Ontario has announced an increased Provincial Nominee Program allocation for 2018 and the opening of its popular Express Entry Human Capital Priorities Stream, along with seven others. The Ontario Immigrant Nominee Program (OINP) has been given the green light to nominate 6,600 immigrants in 2018, an increase of 600 more than its official 2017 allocation from Canada’s federal government.
Canada has invited 2,750 Express Entry candidates to apply for Canadian permanent residence in a draw that took place January 10, 2018. The cut-off Comprehensive Ranking System (CRS) score for this draw was 446. Today’s score of 446 is the same cut-off CRS score as the previous draw that took place on December 20. It represents the lowest CRS cut-off for a first draw of the year since the Express Entry system came into effect in January 2015.
Candidates in all three Express Entry economic immigration classes should take special note of recently announced revisions to the amount of settlement funds required by Immigration, Refugees and Citizenship Canada (IRCC). A 1.42 per cent increase was implemented January 5, 2018, that raised the minimum amounts required as follows:IRCC deems these amounts necessary in order for successful applicants for permanent residence to support themselves and their family while they settle in Canada.
Muck Rack makes it simple to find people, tweets, or articles that mention any name, keyword, company, hashtag etc. We've compiled this guide to help you make the most of your search.
Selecting a term
Start searching tweets, articles from media outlets, articles mentioned in tweets, journalists'
names, titles and bios with some suggested searches:
Companies or Topics (e.g. iPhone, Microsoft)
Phrases (e.g. "cloud computing") — use quotes to keep the terms together
Twitter handles (e.g. @username) — returns those who have mentioned or replied to
Names (e.g. "David Pogue")
Hashtags (e.g. #sxsw, #london2012)
Bio details (e.g. vegan, Olympics, father)
Muck Rack's Advanced Search allows for many boolean operators.
Find results that mention multiple specified terms, use AND or
+. For example, ensure each result contains both Elon Musk and Mark Zuckerberg by
searching Musk AND Zuckerberg or Musk + Zuckerberg.
Use the operators OR or , to broaden your search when you'd like either of

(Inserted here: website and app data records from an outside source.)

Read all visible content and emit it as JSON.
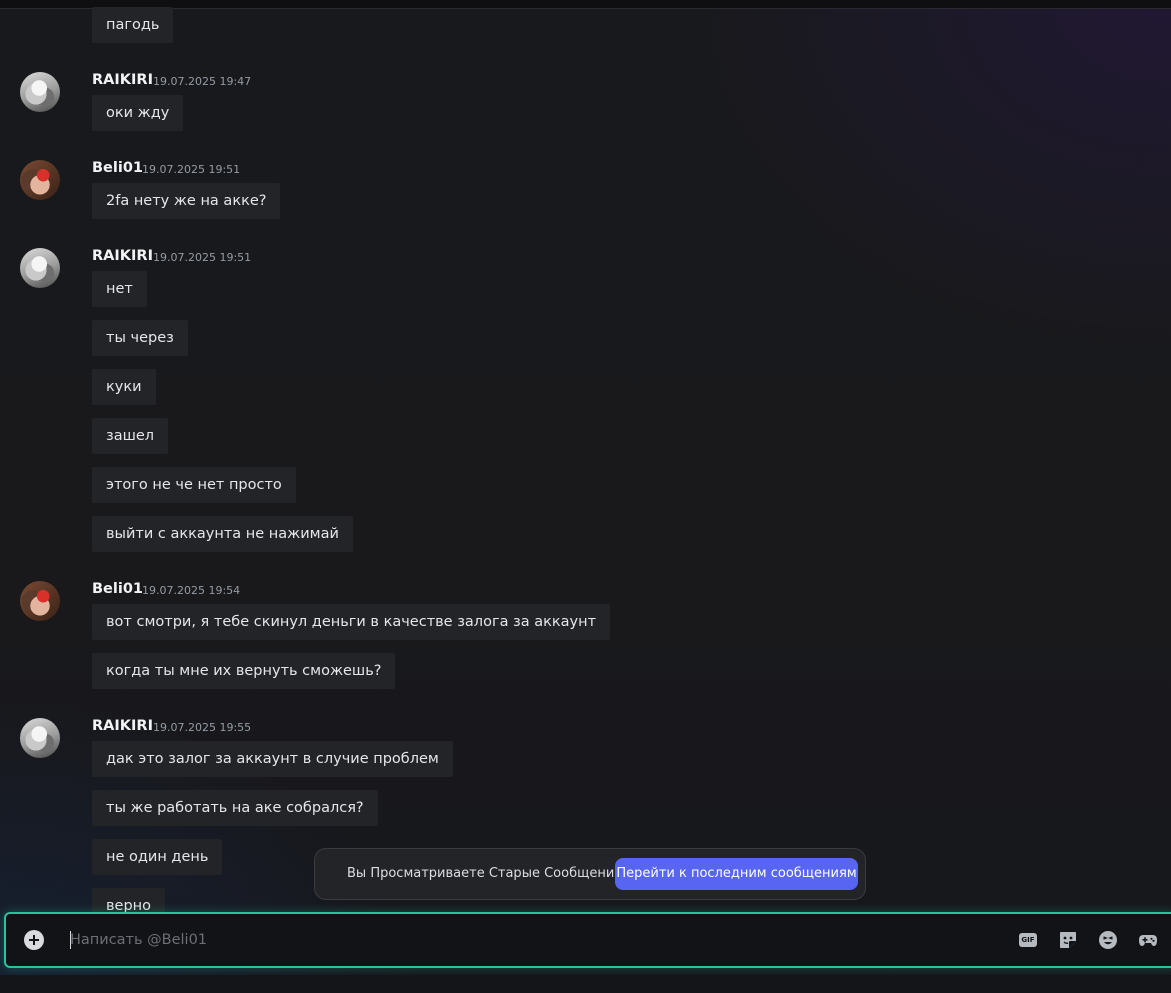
{
  "messages": {
    "first": "пагодь",
    "group1": {
      "author": "RAIKIRI",
      "timestamp": "19.07.2025 19:47",
      "lines": [
        "оки жду"
      ]
    },
    "group2": {
      "author": "Beli01",
      "timestamp": "19.07.2025 19:51",
      "lines": [
        "2fa нету же на акке?"
      ]
    },
    "group3": {
      "author": "RAIKIRI",
      "timestamp": "19.07.2025 19:51",
      "lines": [
        "нет",
        "ты через",
        "куки",
        "зашел",
        "этого не че нет просто",
        "выйти с аккаунта не нажимай"
      ]
    },
    "group4": {
      "author": "Beli01",
      "timestamp": "19.07.2025 19:54",
      "lines": [
        "вот смотри, я тебе скинул деньги в качестве залога за аккаунт",
        "когда ты мне их вернуть сможешь?"
      ]
    },
    "group5": {
      "author": "RAIKIRI",
      "timestamp": "19.07.2025 19:55",
      "lines": [
        "дак это залог за аккаунт в случие проблем",
        "ты же работать на аке собрался?",
        "не один день",
        "верно"
      ]
    }
  },
  "old_messages_bar": {
    "text": "Вы Просматриваете Старые Сообщения",
    "jump_label": "Перейти к последним сообщениям"
  },
  "composer": {
    "placeholder": "Написать @Beli01",
    "gif_label": "GIF",
    "icons": [
      "plus-circle-icon",
      "gif-icon",
      "sticker-icon",
      "emoji-icon",
      "gamepad-icon"
    ]
  },
  "colors": {
    "accent": "#5865f2",
    "composer_border": "#27c39a",
    "bubble": "#232428"
  }
}
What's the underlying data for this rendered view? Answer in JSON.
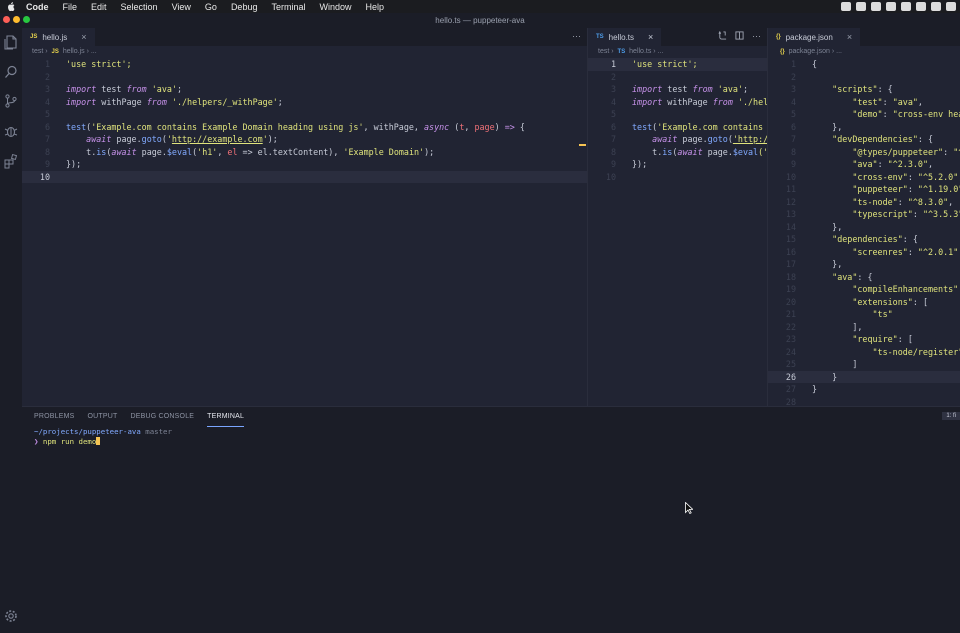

multiple terms to appear in results. (This is the default behavior of our search when no operators
are used). For example, results will contain either cake or cookie by searching cake OR cookie or cake,cookie
Use NOT or - to subtract results from your search. For
example, searching Disney will yield results about the Walt Disney Company as well as Walt Disney
World Resort. To exclude mentions of Disney World, search for Disney -World or Disney
When using one of these operators with a phrase, enclose it in quotation marks. For example, you can
find results about smartphones excluding Apple's iPhone 4S by searching smartphone -"iPhone
Exact case matching or punctuation
If you're searching for a brand name or keyword that relies on specific punctuation marks or capitalization, you can
find results that match your exact query by adding matchcase: before the keyword you're searching for, like matchcase:E*TRADE .
Use parentheses to separate multiple
boolean phrases. For example, to find journalists talking about having fun in Disney World or
Disneyland, search for ("disney world" OR disneyland) AND fun.
An asterisk can be used to search for any variation of a root word truncated by the asterisk. For example, searching for admin* will return results for administrator, administration, administer, administered, etc.
A near operator is an AND operator where you can control the distance between the words. You can vary the distance the near operation uses by adding a forward slash and number (between 0-99) such as strawberries NEAR/10 "whipped cream", which means the strawberries must exist within 10 words of "whipped cream".